Second, while it’s possible that a credit crunch could be the answer to the Fed’s inflation problem, only time will tell whether the inflation fight is largely over. Indeed, policymakers are walking a fine line between preserving systemic stability, and taming inflationary pressures. That’s why incoming data over the next couple of months will be crucial to determining how much leeway policymakers have to cut rates as growth slows.
Finally, even if inflationary pressures finally appear to be under control, there’s a risk that stocks likely won’t move higher in a straight line. Indeed, in the months following the collapse of Lehman Brothers and the introduction of government rescue programs, the markets continued to sell off sharply before finding their footing and setting the stage for a broad bull market rally.
That’s why as you’re looking over the current environment and considering your investment decisions, your most prudent choice likely will be to avoid market timing and stick with your long-term disciplined investment strategy.
That’s because accurately predicting the direction of the market is inherently challenging due to the multitude of factors that influence market movements. These factors can include macroeconomic indicators, policy changes, corporate earnings, geopolitical events, and investor sentiment. And the complex interplay of these factors makes it nearly impossible for investors to consistently predict the optimal entry and exit points in the market.
What’s more, market timing often relies on emotional decision-making, which can lead to irrational behavior. That’s because when market volatility is high, fear and greed could drive you to make impulsive decisions, such as selling assets during sharp declines or buying during periods of rapid appreciation. Such decisions are often driven by short-term market fluctuations rather than a long-term investment strategy, which can result in suboptimal outcomes, especially if the risks we mentioned earlier come to the foreground.
Ultimately, it’s essential to remember that some of the best days in the market have occurred during periods of high volatility, and missing out on these opportunities can have a detrimental impact on long-term investment performance.

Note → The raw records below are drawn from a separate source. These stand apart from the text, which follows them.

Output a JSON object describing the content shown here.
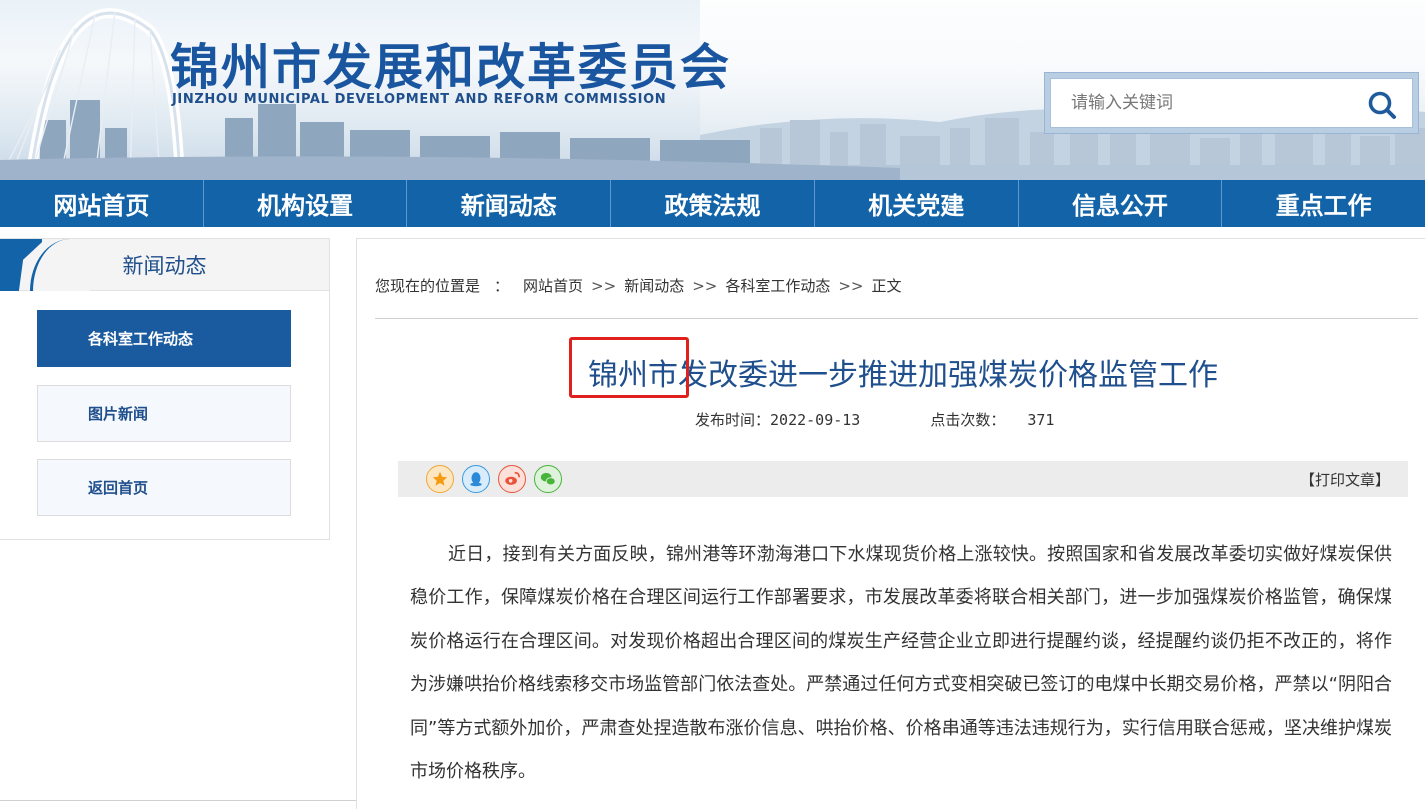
{
  "header": {
    "site_title": "锦州市发展和改革委员会",
    "site_subtitle": "JINZHOU MUNICIPAL DEVELOPMENT AND REFORM COMMISSION",
    "search_placeholder": "请输入关键词",
    "search_icon": "search-icon"
  },
  "nav": {
    "items": [
      {
        "label": "网站首页"
      },
      {
        "label": "机构设置"
      },
      {
        "label": "新闻动态"
      },
      {
        "label": "政策法规"
      },
      {
        "label": "机关党建"
      },
      {
        "label": "信息公开"
      },
      {
        "label": "重点工作"
      }
    ]
  },
  "sidebar": {
    "title": "新闻动态",
    "items": [
      {
        "label": "各科室工作动态",
        "active": true
      },
      {
        "label": "图片新闻",
        "active": false
      },
      {
        "label": "返回首页",
        "active": false
      }
    ]
  },
  "breadcrumb": {
    "prefix": "您现在的位置是",
    "colon": "：",
    "separator": ">>",
    "items": [
      "网站首页",
      "新闻动态",
      "各科室工作动态",
      "正文"
    ]
  },
  "article": {
    "title": "锦州市发改委进一步推进加强煤炭价格监管工作",
    "publish_label": "发布时间：",
    "publish_date": "2022-09-13",
    "views_label": "点击次数：",
    "views": "371",
    "print_label": "【打印文章】",
    "share_icons": [
      "favorite-icon",
      "qq-icon",
      "weibo-icon",
      "wechat-icon"
    ],
    "body": "近日，接到有关方面反映，锦州港等环渤海港口下水煤现货价格上涨较快。按照国家和省发展改革委切实做好煤炭保供稳价工作，保障煤炭价格在合理区间运行工作部署要求，市发展改革委将联合相关部门，进一步加强煤炭价格监管，确保煤炭价格运行在合理区间。对发现价格超出合理区间的煤炭生产经营企业立即进行提醒约谈，经提醒约谈仍拒不改正的，将作为涉嫌哄抬价格线索移交市场监管部门依法查处。严禁通过任何方式变相突破已签订的电煤中长期交易价格，严禁以“阴阳合同”等方式额外加价，严肃查处捏造散布涨价信息、哄抬价格、价格串通等违法违规行为，实行信用联合惩戒，坚决维护煤炭市场价格秩序。"
  },
  "colors": {
    "nav_blue": "#1263a8",
    "title_blue": "#1f4f8c",
    "highlight_red": "#e0201c"
  }
}
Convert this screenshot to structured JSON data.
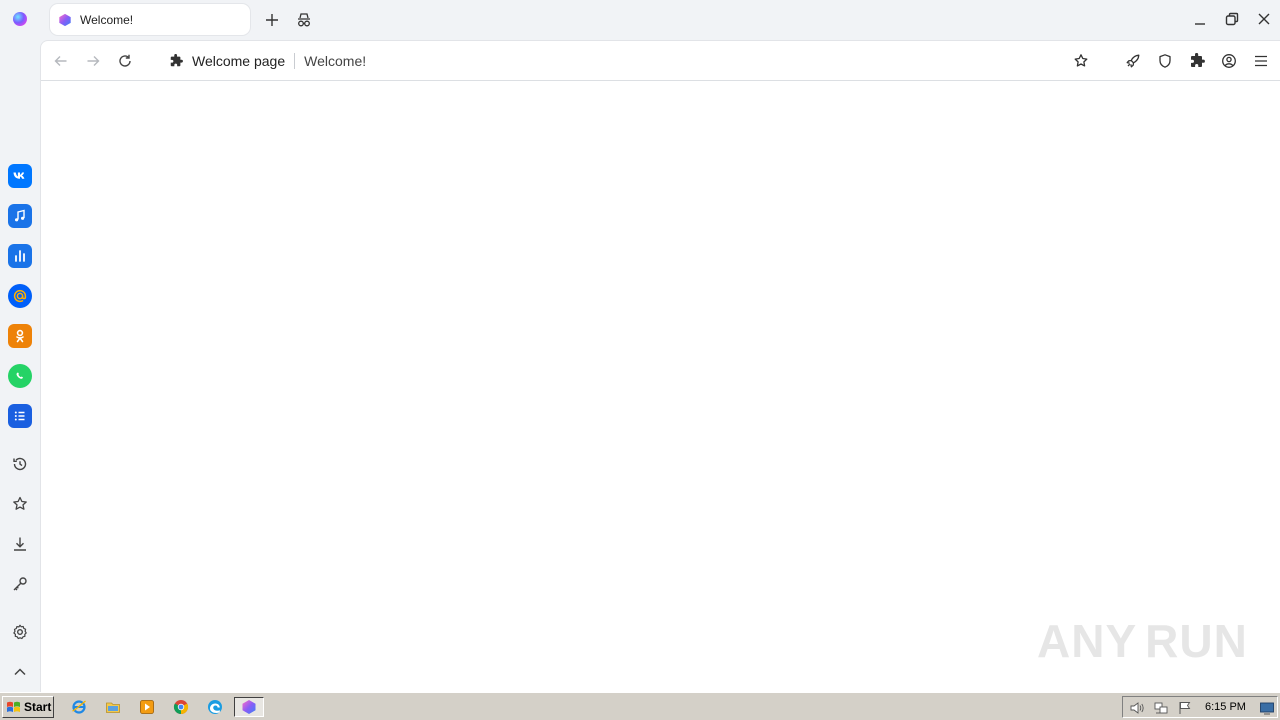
{
  "tab": {
    "title": "Welcome!"
  },
  "address_bar": {
    "site": "Welcome page",
    "page_title": "Welcome!"
  },
  "sidebar": {
    "apps": [
      {
        "name": "vk-icon",
        "color": "#0077ff"
      },
      {
        "name": "music-icon",
        "color": "#1a73e8"
      },
      {
        "name": "stats-icon",
        "color": "#1a73e8"
      },
      {
        "name": "mail-icon",
        "color": "#005ff9"
      },
      {
        "name": "odnoklassniki-icon",
        "color": "#ee8208"
      },
      {
        "name": "whatsapp-icon",
        "color": "#25d366"
      },
      {
        "name": "tasks-icon",
        "color": "#1a5fe0"
      }
    ],
    "tools": [
      "history-icon",
      "bookmarks-icon",
      "downloads-icon",
      "passwords-icon",
      "settings-icon",
      "collapse-icon"
    ]
  },
  "watermark": {
    "left": "ANY",
    "right": "RUN"
  },
  "taskbar": {
    "start_label": "Start",
    "apps": [
      "internet-explorer-icon",
      "file-explorer-icon",
      "media-player-icon",
      "chrome-icon",
      "edge-icon",
      "browser-icon"
    ],
    "clock": "6:15 PM"
  },
  "colors": {
    "accent": "#7a5cff",
    "chrome": "#f1f3f6",
    "taskbar": "#d4d0c8"
  }
}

That’s why focusing on the most crucial aspects of investing, such as proper asset allocation, portfolio diversification, and long-term investment planning can help mitigate unnecessary financial risks and improve your chances of mastering your path to financial independence.